The backgrounds are filled with low-relief decoration, such as scale patterns. The exterior is almost always painted in a solid colour, usually blue. No vessels in this group are dated, but many bear tassel-marks, ensuring their attribution to Kerman.
Related to this group is a series of large dishes with carved designs. Some of these also belong to the blackband group. Similar to the dated dish with inscription mentioned earlier, but lacking the black band, is a large dish in the Royal Ontario Museum.
A large floral composition occupies the entire white surface of the interior, while the exterior is solid blue. Another with incised lotus plant has a fluted cavetto, also with a blue back.
Slip-painted and excised monochrome wares
The re-discovery of the beauty of monochrome glaze is fully exploited in the next group.
Two distinct techniques exploit to the fullest the beauty of cobalt blue as a solid background for delicate spare decoration. In the first, the designs are carved through the blue-tinted slip and
(excised) into the leather-hard body before being covered with a transparent glaze. Brown excised monochrome wares appear to be somewhat later in date as their decorative vocabulary relates to Kangxi-influenced blue-and-white wares. The second technique calls for the application of a white slip over the tinted slippainted body, with occasional accents in ochre and red.
The body colour is most often blue, but a celadon-like olive green was also popular.
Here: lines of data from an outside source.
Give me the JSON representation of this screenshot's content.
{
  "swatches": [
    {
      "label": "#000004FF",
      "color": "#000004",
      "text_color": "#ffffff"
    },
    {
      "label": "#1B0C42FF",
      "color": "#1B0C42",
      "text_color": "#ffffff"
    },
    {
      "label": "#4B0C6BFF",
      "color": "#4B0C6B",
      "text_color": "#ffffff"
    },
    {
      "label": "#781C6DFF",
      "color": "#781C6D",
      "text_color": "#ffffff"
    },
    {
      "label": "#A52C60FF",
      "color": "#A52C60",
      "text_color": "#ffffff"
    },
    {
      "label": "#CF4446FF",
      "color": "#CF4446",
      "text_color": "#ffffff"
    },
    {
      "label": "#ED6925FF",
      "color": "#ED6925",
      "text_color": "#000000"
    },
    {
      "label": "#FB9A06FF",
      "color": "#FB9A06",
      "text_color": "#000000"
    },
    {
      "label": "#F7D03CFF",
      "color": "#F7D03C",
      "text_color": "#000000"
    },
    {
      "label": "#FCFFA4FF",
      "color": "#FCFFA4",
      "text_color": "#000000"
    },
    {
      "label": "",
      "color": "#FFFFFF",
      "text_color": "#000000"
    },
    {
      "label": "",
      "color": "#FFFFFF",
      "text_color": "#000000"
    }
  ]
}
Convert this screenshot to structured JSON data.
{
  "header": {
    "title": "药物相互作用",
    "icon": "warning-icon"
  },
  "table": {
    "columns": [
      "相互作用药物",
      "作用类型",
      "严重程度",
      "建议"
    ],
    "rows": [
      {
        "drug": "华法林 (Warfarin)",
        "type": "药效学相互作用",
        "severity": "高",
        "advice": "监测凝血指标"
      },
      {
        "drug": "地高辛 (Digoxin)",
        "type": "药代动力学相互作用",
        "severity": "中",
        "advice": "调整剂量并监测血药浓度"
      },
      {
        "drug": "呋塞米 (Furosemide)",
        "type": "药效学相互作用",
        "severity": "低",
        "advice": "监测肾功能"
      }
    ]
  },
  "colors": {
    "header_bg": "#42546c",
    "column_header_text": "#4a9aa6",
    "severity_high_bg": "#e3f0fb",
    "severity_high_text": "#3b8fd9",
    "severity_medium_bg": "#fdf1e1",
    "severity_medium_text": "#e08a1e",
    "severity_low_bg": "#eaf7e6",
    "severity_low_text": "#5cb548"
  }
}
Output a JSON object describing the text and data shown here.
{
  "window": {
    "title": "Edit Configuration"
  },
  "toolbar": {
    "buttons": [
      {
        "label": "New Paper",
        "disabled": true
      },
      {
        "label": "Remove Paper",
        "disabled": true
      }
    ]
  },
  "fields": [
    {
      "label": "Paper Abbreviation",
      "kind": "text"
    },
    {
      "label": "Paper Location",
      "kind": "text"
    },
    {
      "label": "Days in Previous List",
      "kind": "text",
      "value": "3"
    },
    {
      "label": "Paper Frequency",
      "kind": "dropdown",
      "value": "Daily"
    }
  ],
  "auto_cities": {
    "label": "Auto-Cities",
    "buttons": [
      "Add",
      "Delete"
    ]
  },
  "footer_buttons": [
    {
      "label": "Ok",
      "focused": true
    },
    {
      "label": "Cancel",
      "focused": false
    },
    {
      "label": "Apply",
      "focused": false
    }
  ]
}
The transparent glaze is applied last.
The Safavid slip-painted wares include one dated piece, a blue qalyan with flowering plants, birds, and clouds.
Potters’ marks that appear to be complex variations on the Kerman tassel-mark occur on 10 of the 51 excised and slip-painted monochrome wares in our database.
These two techniques were especially favoured for pear-shaped qalyans, and several examples of globular qalyans were similarly decorated considerable number of dishes of medium
(25 cm) and large (40-50 cm) diameter were done in both monochrome techniques.
Bowls average 25cm in diameter with a depth of 10-14cm. Only one larger monochrome incised bowl is known, and it is exceptional for other reasons.
Some of the shapes found in monochrome were also common for Kerman polychrome wares, such as the pear-shaped qalyan, the globular qalyan, and the lobed bow.
Several bottles and at least one with four nozzles suggest that the monochrome techniques tended to be used for the larger vessels, perhaps because they required less time and skill to apply the single colour and yet the effect was quite stunning. Monochromeglazed backs were common on all types of Kerman wares in Phase III.
The two monochrome techniques, excising and slip-painting, appear to be contemporary, but the excised wares were more labour intensive and perhaps higher on the luxury scale.
If one compares dishes done in the two techniques, it can be seen that on the excised dish the motifs are carefully cut into the flange of the dish, but the same motifs appear to be executed in a cursory fashion on the slip-painted dish perhaps slip-painting of designs on monochrome wares was simply more economical.
Another possibility is that the excised wares are somewhat earlier and inspired the slip-painting.
A deep bowl with excised S-shaped florets around the walls of the blue exterior has Kraak-derived designs of high quality painted in blue on the interior.
This unusual combination of old and new styles is also found in the Kerman polychrome wares. The odd juxtaposition may be more a matter of taste (patron’s or potter’s) than a chronological indicator.
The above is a lightly edited version of part of a chapter entitled, ‘Dominant Fashions and Distinctive Styles’, from a book entitled, ‘Persian Pottery in the First Global Age’, written by Lisa Golombek, Robert B. Mason, Patricia Proctor, Eileen Reilly, published by Brill.